The company has built a fully vertically integrated business. It grows all its own crops, and picks, processes, packages, and distributes them. It loads produce directly on to rail cars. Rail transport has saved 2.4 million road miles of distribution (keeping the planet greener).
Exhibt 1 shows how BHF has slowly overtaken the industry leader, Odwalla, in the US super-premium juice market, by volume sold. Odwalla is owned by Coca-Cola and Naked by PepsiCo; POM is dominant in the West.
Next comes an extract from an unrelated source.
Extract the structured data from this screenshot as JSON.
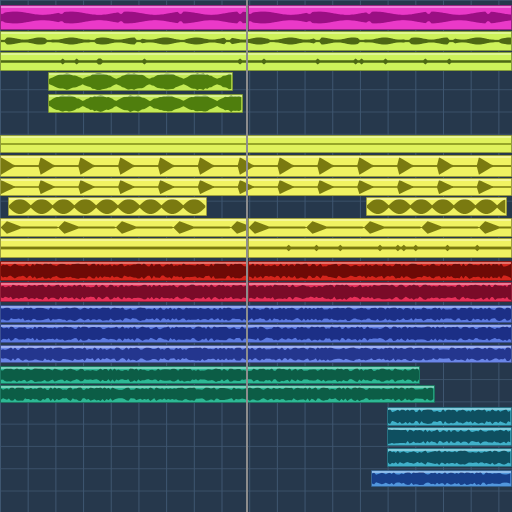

BHF’s agricultural operations plants seeds automatically by machine in circular patterns that use high-efficiency pivot-watering systems, fertilizer is applied in precise quantities, and crops are harvested automatically – picked, separated, sorted, inspected, bagged, and shipped. A carrot, for example, takes a mere 24 hours to go from field to a bag in a store. This highly automated process runs continually – 24/7 and 365 days a year.
BHF’s sustainability mission is “to enrich life in the present and enhance the ability of future generations to meet their needs.” In practice this leads to policy decisions such as, the company will not outsource to China because apples are picked there by children. BHF’s ultimate vision is “healthy foods and beverages from field to you with net zero footprint and sustainable benefits to all stakeholders.” The company’s innovative irrigation methods use 20 percent less water and are monitored by remote control. Irrigation pumps that water the fields and motors used in pivot irrigation are solar powered. And carrot tops and peelings are used as cattle feed instead of being discarded. Every part of the carrot is used to make useful product and less energy and resources are used to produce and ship them. The company is also committed to using recyclable packaging – including the plastic bags – for all its products.
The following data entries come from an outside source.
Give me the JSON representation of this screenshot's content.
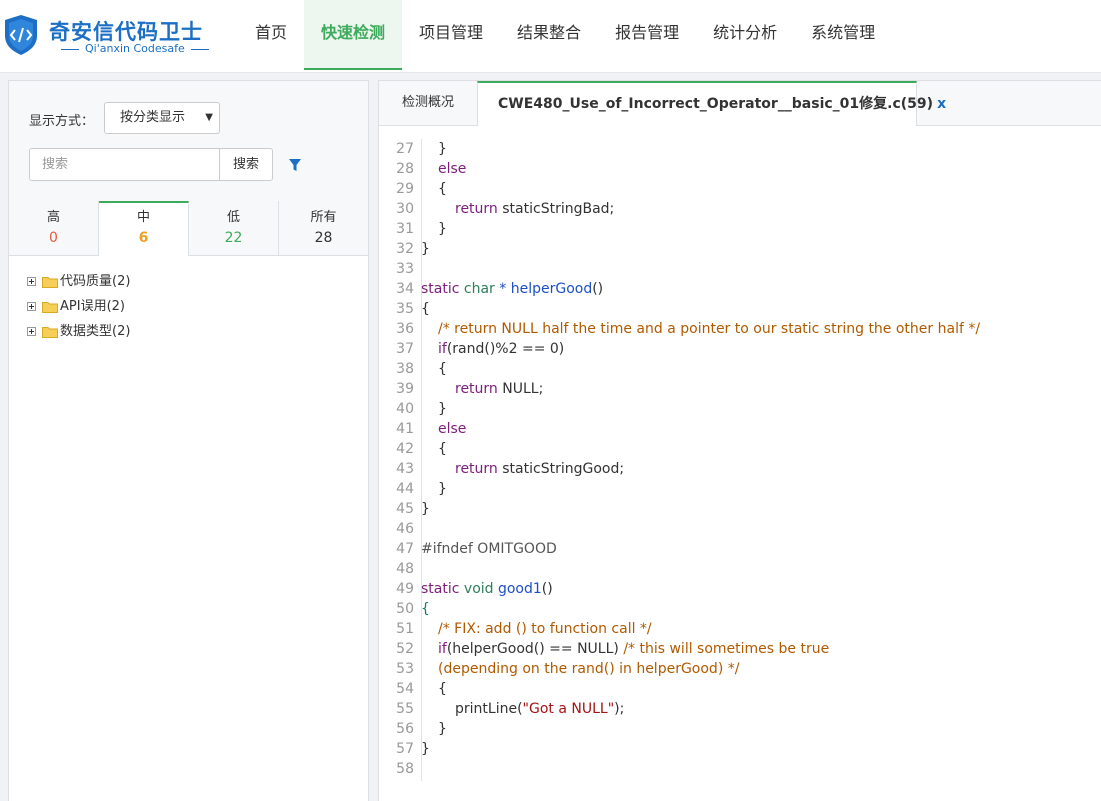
{
  "app": {
    "logo_title": "奇安信代码卫士",
    "logo_subtitle": "Qi'anxin Codesafe"
  },
  "nav": {
    "items": [
      "首页",
      "快速检测",
      "项目管理",
      "结果整合",
      "报告管理",
      "统计分析",
      "系统管理"
    ],
    "active_index": 1
  },
  "left": {
    "display_label": "显示方式：",
    "display_value": "按分类显示",
    "search_placeholder": "搜索",
    "search_button": "搜索",
    "severity_tabs": [
      {
        "label": "高",
        "count": "0",
        "color": "#e8573a"
      },
      {
        "label": "中",
        "count": "6",
        "color": "#f0a020"
      },
      {
        "label": "低",
        "count": "22",
        "color": "#3cab5b"
      },
      {
        "label": "所有",
        "count": "28",
        "color": "#333333"
      }
    ],
    "active_severity_index": 1,
    "tree": [
      "代码质量(2)",
      "API误用(2)",
      "数据类型(2)"
    ]
  },
  "tabs": {
    "overview": "检测概况",
    "file": "CWE480_Use_of_Incorrect_Operator__basic_01修复.c(59)",
    "close": "x"
  },
  "code": {
    "lines": [
      {
        "n": "27",
        "i": 1,
        "t": [
          [
            "}",
            ""
          ]
        ]
      },
      {
        "n": "28",
        "i": 1,
        "t": [
          [
            "else",
            "kw"
          ]
        ]
      },
      {
        "n": "29",
        "i": 1,
        "t": [
          [
            "{",
            ""
          ]
        ]
      },
      {
        "n": "30",
        "i": 2,
        "t": [
          [
            "return",
            "kw"
          ],
          [
            " staticStringBad;",
            ""
          ]
        ]
      },
      {
        "n": "31",
        "i": 1,
        "t": [
          [
            "}",
            ""
          ]
        ]
      },
      {
        "n": "32",
        "i": 0,
        "t": [
          [
            "}",
            ""
          ]
        ]
      },
      {
        "n": "33",
        "i": 0,
        "t": []
      },
      {
        "n": "34",
        "i": 0,
        "t": [
          [
            "static",
            "kw"
          ],
          [
            " char",
            "ty"
          ],
          [
            " * ",
            "fn"
          ],
          [
            "helperGood",
            "fn"
          ],
          [
            "()",
            ""
          ]
        ]
      },
      {
        "n": "35",
        "i": 0,
        "t": [
          [
            "{",
            ""
          ]
        ]
      },
      {
        "n": "36",
        "i": 1,
        "t": [
          [
            "/* return NULL half the time and a pointer to our static string the other half */",
            "cm"
          ]
        ]
      },
      {
        "n": "37",
        "i": 1,
        "t": [
          [
            "if",
            "kw"
          ],
          [
            "(rand()%2 == 0)",
            ""
          ]
        ]
      },
      {
        "n": "38",
        "i": 1,
        "t": [
          [
            "{",
            ""
          ]
        ]
      },
      {
        "n": "39",
        "i": 2,
        "t": [
          [
            "return",
            "kw"
          ],
          [
            " NULL;",
            ""
          ]
        ]
      },
      {
        "n": "40",
        "i": 1,
        "t": [
          [
            "}",
            ""
          ]
        ]
      },
      {
        "n": "41",
        "i": 1,
        "t": [
          [
            "else",
            "kw"
          ]
        ]
      },
      {
        "n": "42",
        "i": 1,
        "t": [
          [
            "{",
            ""
          ]
        ]
      },
      {
        "n": "43",
        "i": 2,
        "t": [
          [
            "return",
            "kw"
          ],
          [
            " staticStringGood;",
            ""
          ]
        ]
      },
      {
        "n": "44",
        "i": 1,
        "t": [
          [
            "}",
            ""
          ]
        ]
      },
      {
        "n": "45",
        "i": 0,
        "t": [
          [
            "}",
            ""
          ]
        ]
      },
      {
        "n": "46",
        "i": 0,
        "t": []
      },
      {
        "n": "47",
        "i": 0,
        "t": [
          [
            "#ifndef OMITGOOD",
            "pp"
          ]
        ]
      },
      {
        "n": "48",
        "i": 0,
        "t": []
      },
      {
        "n": "49",
        "i": 0,
        "t": [
          [
            "static",
            "kw"
          ],
          [
            " void",
            "ty"
          ],
          [
            " good1",
            "fn"
          ],
          [
            "()",
            ""
          ]
        ]
      },
      {
        "n": "50",
        "i": 0,
        "t": [
          [
            "{",
            "nm"
          ]
        ]
      },
      {
        "n": "51",
        "i": 1,
        "t": [
          [
            "/* FIX: add () to function call */",
            "cm"
          ]
        ]
      },
      {
        "n": "52",
        "i": 1,
        "t": [
          [
            "if",
            "kw"
          ],
          [
            "(helperGood() == NULL) ",
            ""
          ],
          [
            "/* this will sometimes be true",
            "cm"
          ]
        ]
      },
      {
        "n": "53",
        "i": 1,
        "t": [
          [
            "(depending on the rand() in helperGood) */",
            "cm"
          ]
        ]
      },
      {
        "n": "54",
        "i": 1,
        "t": [
          [
            "{",
            ""
          ]
        ]
      },
      {
        "n": "55",
        "i": 2,
        "t": [
          [
            "printLine(",
            ""
          ],
          [
            "\"Got a NULL\"",
            "st"
          ],
          [
            ");",
            ""
          ]
        ]
      },
      {
        "n": "56",
        "i": 1,
        "t": [
          [
            "}",
            ""
          ]
        ]
      },
      {
        "n": "57",
        "i": 0,
        "t": [
          [
            "}",
            ""
          ]
        ]
      },
      {
        "n": "58",
        "i": 0,
        "t": []
      }
    ]
  }
}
The last of the three core concepts for the company, leadership consciousness, really addresses how to think about change. It includes:
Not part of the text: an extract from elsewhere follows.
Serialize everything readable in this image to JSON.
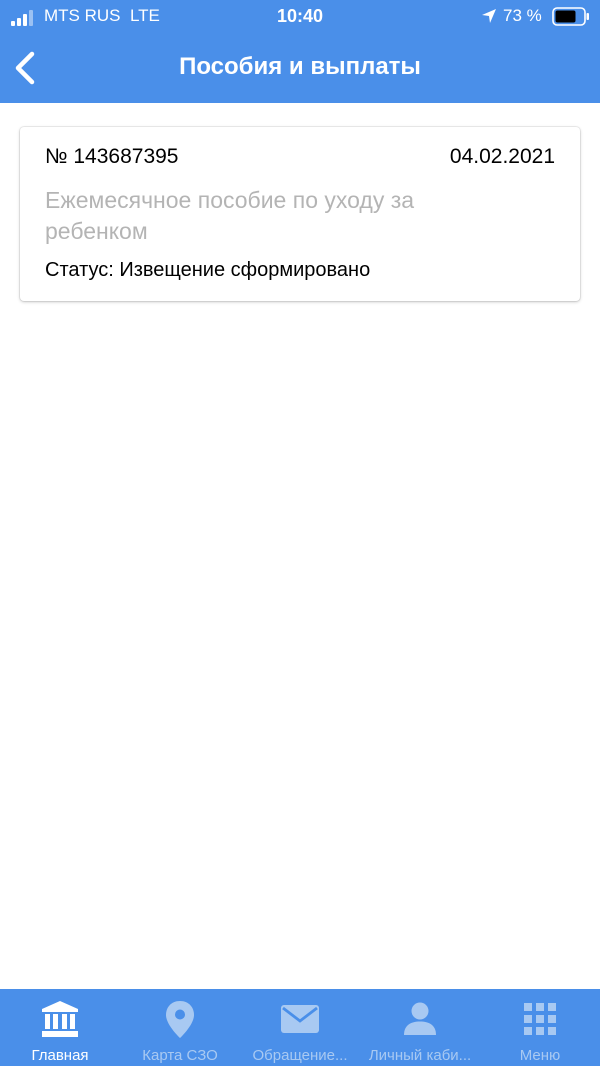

Strategic integration of innovation (having one innovation directly affect all parts of the company) and creating critical work streams (programs) that support it.
Believing in the creative capability of employees.
Grooming the next generation of leaders to share key company values.
The inherent presence of (“being bracketed by”) values and culture.
The company’s success is proof that using sustainability methods is not only good for the environment, but increases shareholder value by reducing costs. The firm’s decision-making is driven by its values and three categories of goals:
Environmental – being good stewards of the planet and consuming less resources.
Financial – keeping costs down, making profits, using assets productively, and reinvesting in the business.
Social – serving the needs of its stakeholders, including its customers and employees.
Stan Abraham(firstname.lastname@example.org), Professor of strategy and entrepreneurship at Cal Poly Pomona and a Strategy & Leadership Contributing Editor, has reported on the annual Association for Strategic Planning conference for S&L every year since 2001. He is the author of Strategic Planning: A Practical Guide for Competitive Success (Thomson South-Western, 2006). More coverage of ASP’s 2009 Conference, Planning for a Sustainable Future, will appear in a future issue.